Räsänen remained undeterred and, with the help of the ELSC legal team, filed a complaint to the EU Ombudsman at the end of 2022, claiming that the conduct of the Commission and its staff amounted to maladministration, specifically in relation to the incomplete and unclear information provided and the unreasonable amount of time taken to answer to the queries.

The EU Ombudsman opened an inquiry, and on 20 July 2023, issued a landmark decision, confirming that:

  • The 2014 EU Guidelines exclude any form of participation of Israeli entities established in settlements in the OPT, both funded and on a no-cost basis;
  • funding an EU project that involves staff from a university established in an Israeli settlement in the OPT as participants is not in conformity with the EU guidelines;
  • HaDEA’s replies did “not meet fully the standards of clarity that citizens are entitled to expect from EU authorities”, and “the replies given by HaDEA before and during the inquiry are not such as to dispel all doubts about the conformity with the EU guidelines”. The Ombudsman found that  HaDEA had failed to inform the independent experts commissioned to carry out reviews of the BOUNCE project about the specific concerns Räsänen had raised, and thus they did not investigate them.

The EU Ombudsman also recommended HaDEA to review its procedures for ensuring compliance with the EU Guidelines and requested HaDEA to inform her by 20 October 2023 of any action they have taken regarding her suggestions, therefore showing an inclination to accept our contention that there seemed to be a systemic issue.

HaDEA replied to the Ombudsman only in December 2023, and failed to identify any relevant actions to review its procedures, prevent the systemic circumvention of the Guidelines and to ensure good administration and accountability.

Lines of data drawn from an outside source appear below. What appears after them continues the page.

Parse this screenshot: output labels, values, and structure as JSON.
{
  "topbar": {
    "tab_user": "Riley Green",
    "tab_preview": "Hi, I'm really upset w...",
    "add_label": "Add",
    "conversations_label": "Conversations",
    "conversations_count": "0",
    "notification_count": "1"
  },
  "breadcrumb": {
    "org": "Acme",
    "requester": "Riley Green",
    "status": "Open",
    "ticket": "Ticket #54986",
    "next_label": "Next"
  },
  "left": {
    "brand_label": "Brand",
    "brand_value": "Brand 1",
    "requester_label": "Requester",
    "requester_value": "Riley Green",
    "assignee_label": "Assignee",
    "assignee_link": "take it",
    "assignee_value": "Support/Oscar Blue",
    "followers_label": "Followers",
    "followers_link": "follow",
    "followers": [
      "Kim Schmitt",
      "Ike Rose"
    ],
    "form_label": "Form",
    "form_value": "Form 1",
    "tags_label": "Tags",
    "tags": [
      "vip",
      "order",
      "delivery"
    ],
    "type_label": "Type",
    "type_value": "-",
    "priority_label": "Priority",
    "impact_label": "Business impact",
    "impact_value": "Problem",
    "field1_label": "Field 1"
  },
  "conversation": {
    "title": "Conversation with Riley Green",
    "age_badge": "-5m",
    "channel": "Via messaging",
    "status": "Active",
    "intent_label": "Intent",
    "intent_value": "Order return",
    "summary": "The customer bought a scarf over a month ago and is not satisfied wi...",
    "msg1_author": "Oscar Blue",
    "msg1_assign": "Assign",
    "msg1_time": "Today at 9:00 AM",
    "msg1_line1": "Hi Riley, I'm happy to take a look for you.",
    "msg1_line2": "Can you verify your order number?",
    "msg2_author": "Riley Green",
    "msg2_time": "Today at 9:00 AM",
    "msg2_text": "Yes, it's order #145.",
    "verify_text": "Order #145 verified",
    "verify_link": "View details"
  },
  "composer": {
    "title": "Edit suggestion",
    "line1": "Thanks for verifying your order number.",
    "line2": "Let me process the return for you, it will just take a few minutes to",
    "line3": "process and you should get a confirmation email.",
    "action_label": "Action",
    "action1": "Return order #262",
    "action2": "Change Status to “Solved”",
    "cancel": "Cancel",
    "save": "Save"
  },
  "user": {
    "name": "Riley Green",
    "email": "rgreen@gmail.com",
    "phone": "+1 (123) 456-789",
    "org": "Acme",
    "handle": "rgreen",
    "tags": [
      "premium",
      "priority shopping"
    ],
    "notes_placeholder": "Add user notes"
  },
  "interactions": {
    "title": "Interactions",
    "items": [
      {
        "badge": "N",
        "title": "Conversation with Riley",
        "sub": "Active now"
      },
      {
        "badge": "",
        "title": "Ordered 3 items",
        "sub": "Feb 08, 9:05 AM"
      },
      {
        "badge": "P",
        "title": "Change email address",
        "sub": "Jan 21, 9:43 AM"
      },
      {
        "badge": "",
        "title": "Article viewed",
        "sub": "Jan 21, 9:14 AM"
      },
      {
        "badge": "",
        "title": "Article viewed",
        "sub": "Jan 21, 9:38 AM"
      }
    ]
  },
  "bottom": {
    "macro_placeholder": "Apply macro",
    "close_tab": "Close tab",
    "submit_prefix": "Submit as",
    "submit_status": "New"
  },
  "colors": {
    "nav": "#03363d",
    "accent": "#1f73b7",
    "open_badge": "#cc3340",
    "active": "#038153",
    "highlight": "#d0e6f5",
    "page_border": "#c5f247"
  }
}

As mentioned by ELSC to a response to HaDEA in January 2024, this “clearly comes across as a general lack of oversight in relation to the involvement of Israeli institutions based in the Occupied Palestinian Territory […] Such conduct raises doubts on whether the Agency staff, despite being aware of the Guidelines, acted evasively to shield its own inconsistencies.”

The Ombudsman’s decision is a legal win, because it clarifies that illegal settlements in the OPT should be excluded from EU cooperation projects and cannot benefit from EU monetary resources or otherwise. Moreover, the decision pays tribute to the efforts of EU citizens to get justice and accountability.

However, the EU Ombudsman declined to investigate the issue further on the basis that, by the time of her inquiry, the BOUNCE project had ended and had declined to include HaDEA’s delays in the scope of her inquiry. This creates a perverse incentive to delay answering queries. In addition, the EC has not held those responsible for collusion with the illegal Israeli settlement’s enterprise. This is unacceptable.

I am glad that my complaint to the Ombudsman led her to acknowledge that the issue had not been properly investigated, but I am disappointed that no remedial action has been taken. Is it allowed to violate binding EU guidelines without consequences? EU citizens want accountability, not impunity.” – says Syksy Räsänen.

It’s good to see the Ombudsman’s decision going in the right direction. Despite the EU guidelines published in 2014, we at ECCP have been denouncing for years multiple cases that demonstrate failures of the Commission to properly instruct against, monitor for, and rectify project management transgressions.” – says Aneta Jerska, ECCP coordinator.

Source: European Legal Support Center